— Your assignment —
All that is needed is each line of the entries holding the word "Driven", copied as it stands.

— Raw data —
######

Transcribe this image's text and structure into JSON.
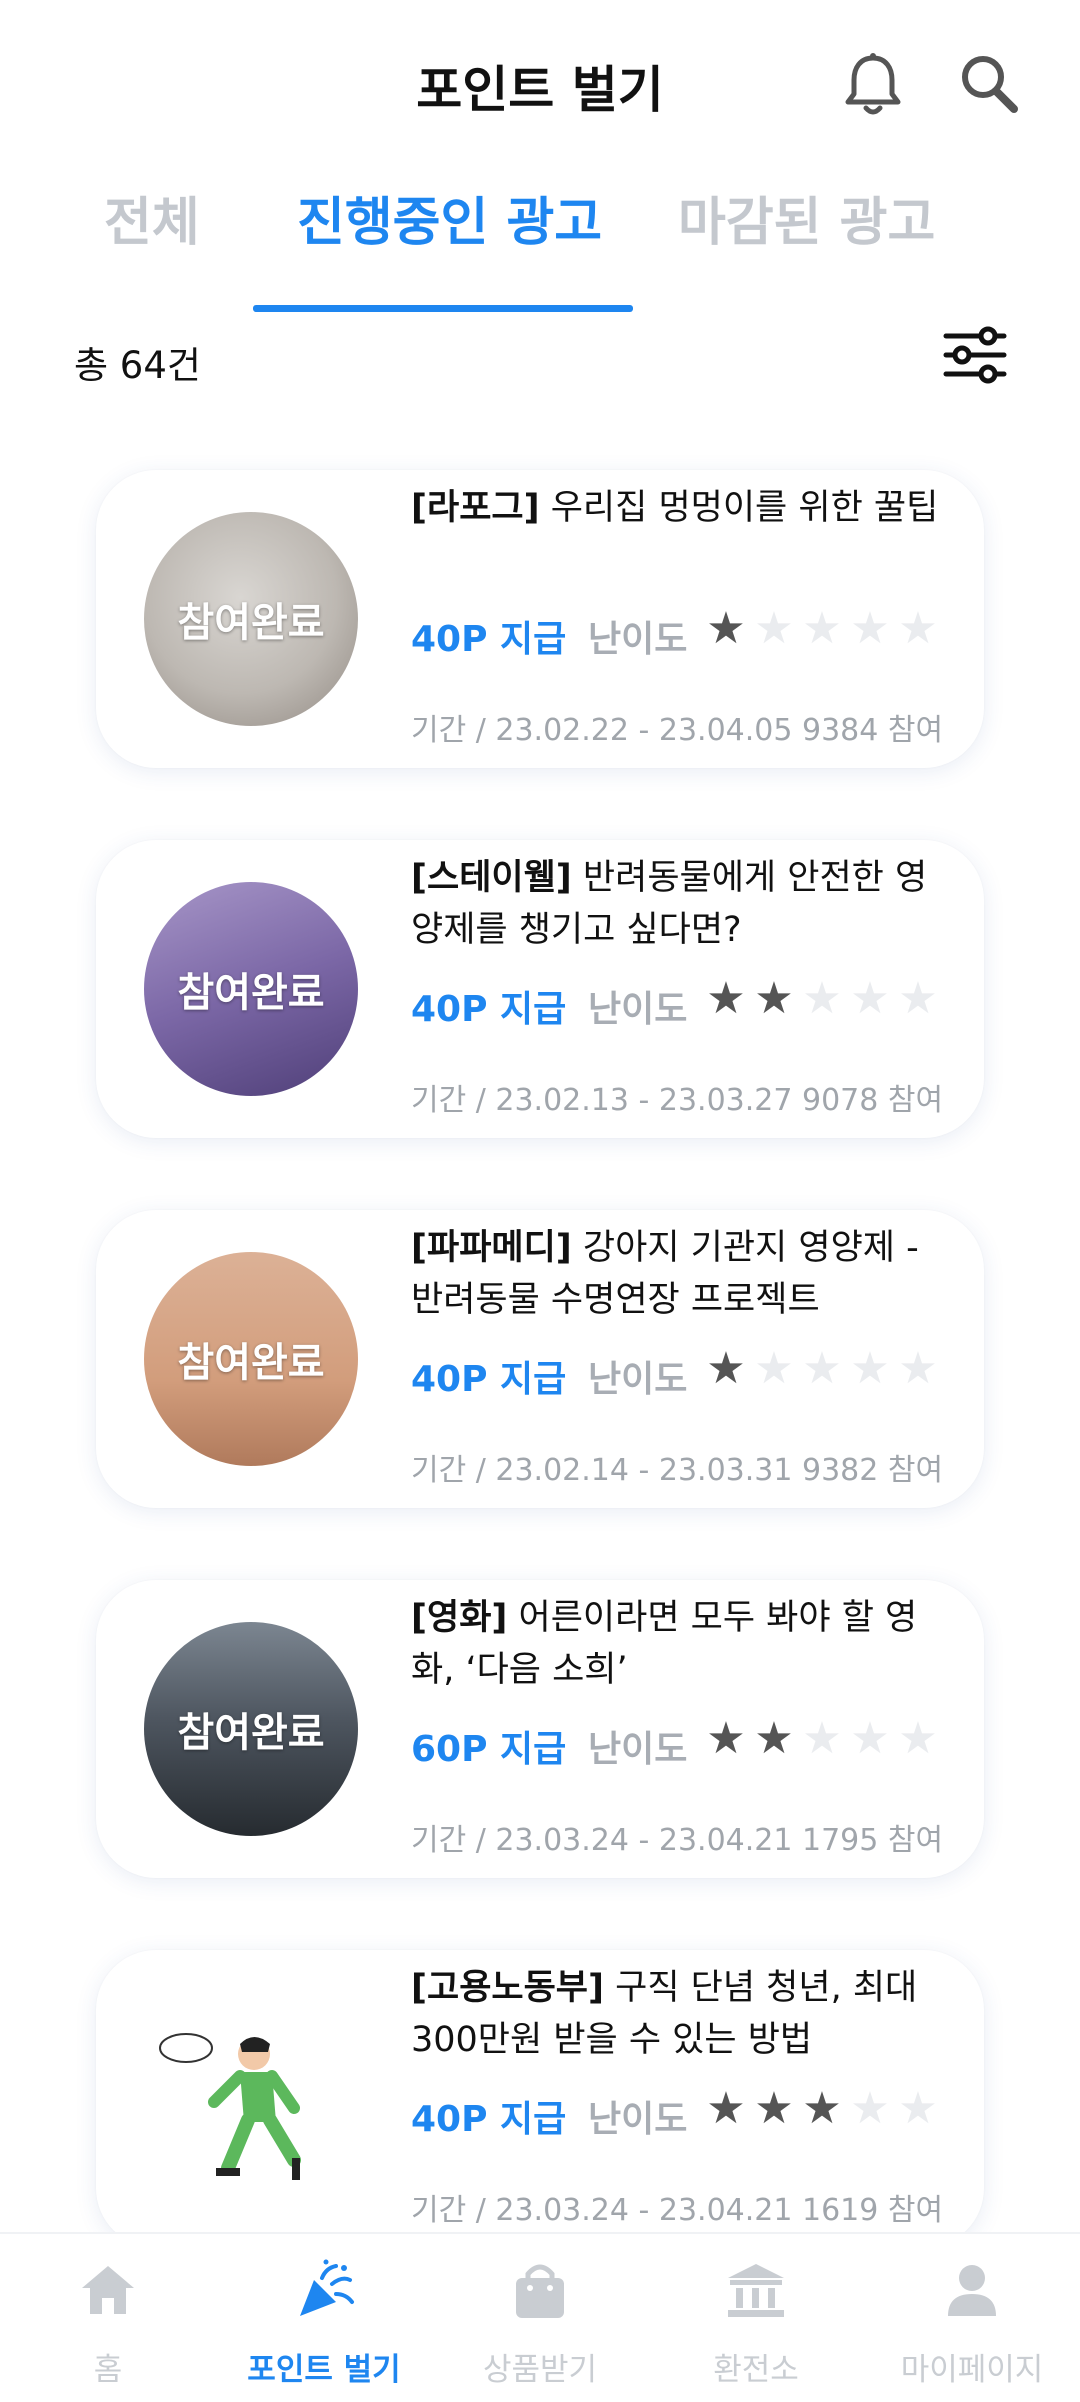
{
  "header": {
    "title": "포인트 벌기"
  },
  "tabs": [
    {
      "label": "전체"
    },
    {
      "label": "진행중인 광고"
    },
    {
      "label": "마감된 광고"
    }
  ],
  "list_meta": {
    "count_text": "총 64건"
  },
  "cards": [
    {
      "brand": "[라포그]",
      "title": " 우리집 멍멍이를 위한 꿀팁",
      "status": "참여완료",
      "point": "40P 지급",
      "difficulty_label": "난이도",
      "difficulty": 1,
      "max_difficulty": 5,
      "period": "기간 /  23.02.22 - 23.04.05 9384 참여",
      "thumb_colors": [
        "#c8c4bf",
        "#8f8780"
      ]
    },
    {
      "brand": "[스테이웰]",
      "title": " 반려동물에게 안전한 영양제를 챙기고 싶다면?",
      "status": "참여완료",
      "point": "40P 지급",
      "difficulty_label": "난이도",
      "difficulty": 2,
      "max_difficulty": 5,
      "period": "기간 /  23.02.13 - 23.03.27 9078 참여",
      "thumb_colors": [
        "#8e7bb2",
        "#4f3f78"
      ]
    },
    {
      "brand": "[파파메디]",
      "title": " 강아지 기관지 영양제 - 반려동물 수명연장 프로젝트",
      "status": "참여완료",
      "point": "40P 지급",
      "difficulty_label": "난이도",
      "difficulty": 1,
      "max_difficulty": 5,
      "period": "기간 /  23.02.14 - 23.03.31 9382 참여",
      "thumb_colors": [
        "#d9a98a",
        "#b07a5c"
      ]
    },
    {
      "brand": "[영화]",
      "title": " 어른이라면 모두 봐야 할 영화, ‘다음 소희’",
      "status": "참여완료",
      "point": "60P 지급",
      "difficulty_label": "난이도",
      "difficulty": 2,
      "max_difficulty": 5,
      "period": "기간 /  23.03.24 - 23.04.21 1795 참여",
      "thumb_colors": [
        "#5a6470",
        "#262b30"
      ]
    },
    {
      "brand": "[고용노동부]",
      "title": " 구직 단념 청년, 최대 300만원 받을 수 있는 방법",
      "status": "",
      "point": "40P 지급",
      "difficulty_label": "난이도",
      "difficulty": 3,
      "max_difficulty": 5,
      "period": "기간 /  23.03.24 - 23.04.21 1619 참여",
      "thumb_colors": [
        "#ffffff",
        "#ffffff"
      ]
    }
  ],
  "bottom_nav": [
    {
      "label": "홈",
      "icon": "home-icon"
    },
    {
      "label": "포인트 벌기",
      "icon": "party-popper-icon"
    },
    {
      "label": "상품받기",
      "icon": "shopping-bag-icon"
    },
    {
      "label": "환전소",
      "icon": "bank-icon"
    },
    {
      "label": "마이페이지",
      "icon": "person-icon"
    }
  ],
  "colors": {
    "accent": "#1e86f0",
    "inactive": "#c4c8ce"
  }
}
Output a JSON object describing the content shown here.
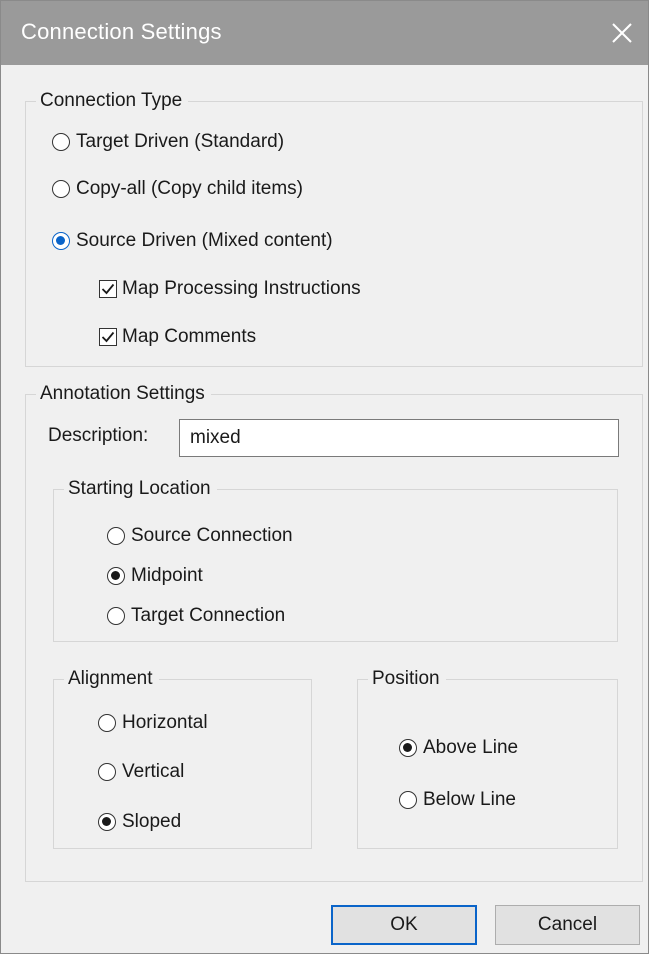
{
  "window": {
    "title": "Connection Settings",
    "close_icon": "close-icon"
  },
  "connection_type": {
    "legend": "Connection Type",
    "options": [
      {
        "label": "Target Driven (Standard)",
        "selected": false
      },
      {
        "label": "Copy-all (Copy child items)",
        "selected": false
      },
      {
        "label": "Source Driven (Mixed content)",
        "selected": true
      }
    ],
    "checkboxes": [
      {
        "label": "Map Processing Instructions",
        "checked": true
      },
      {
        "label": "Map Comments",
        "checked": true
      }
    ]
  },
  "annotation": {
    "legend": "Annotation Settings",
    "description_label": "Description:",
    "description_value": "mixed",
    "starting_location": {
      "legend": "Starting Location",
      "options": [
        {
          "label": "Source Connection",
          "selected": false
        },
        {
          "label": "Midpoint",
          "selected": true
        },
        {
          "label": "Target Connection",
          "selected": false
        }
      ]
    },
    "alignment": {
      "legend": "Alignment",
      "options": [
        {
          "label": "Horizontal",
          "selected": false
        },
        {
          "label": "Vertical",
          "selected": false
        },
        {
          "label": "Sloped",
          "selected": true
        }
      ]
    },
    "position": {
      "legend": "Position",
      "options": [
        {
          "label": "Above Line",
          "selected": true
        },
        {
          "label": "Below Line",
          "selected": false
        }
      ]
    }
  },
  "buttons": {
    "ok": "OK",
    "cancel": "Cancel"
  },
  "colors": {
    "accent": "#0a64c9",
    "titlebar": "#9a9a9a",
    "dialog_bg": "#f0f0f0"
  }
}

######

— Answer for the task —
        "label": "Target Driven (Standard)",
        "label": "Source Driven (Mixed content)",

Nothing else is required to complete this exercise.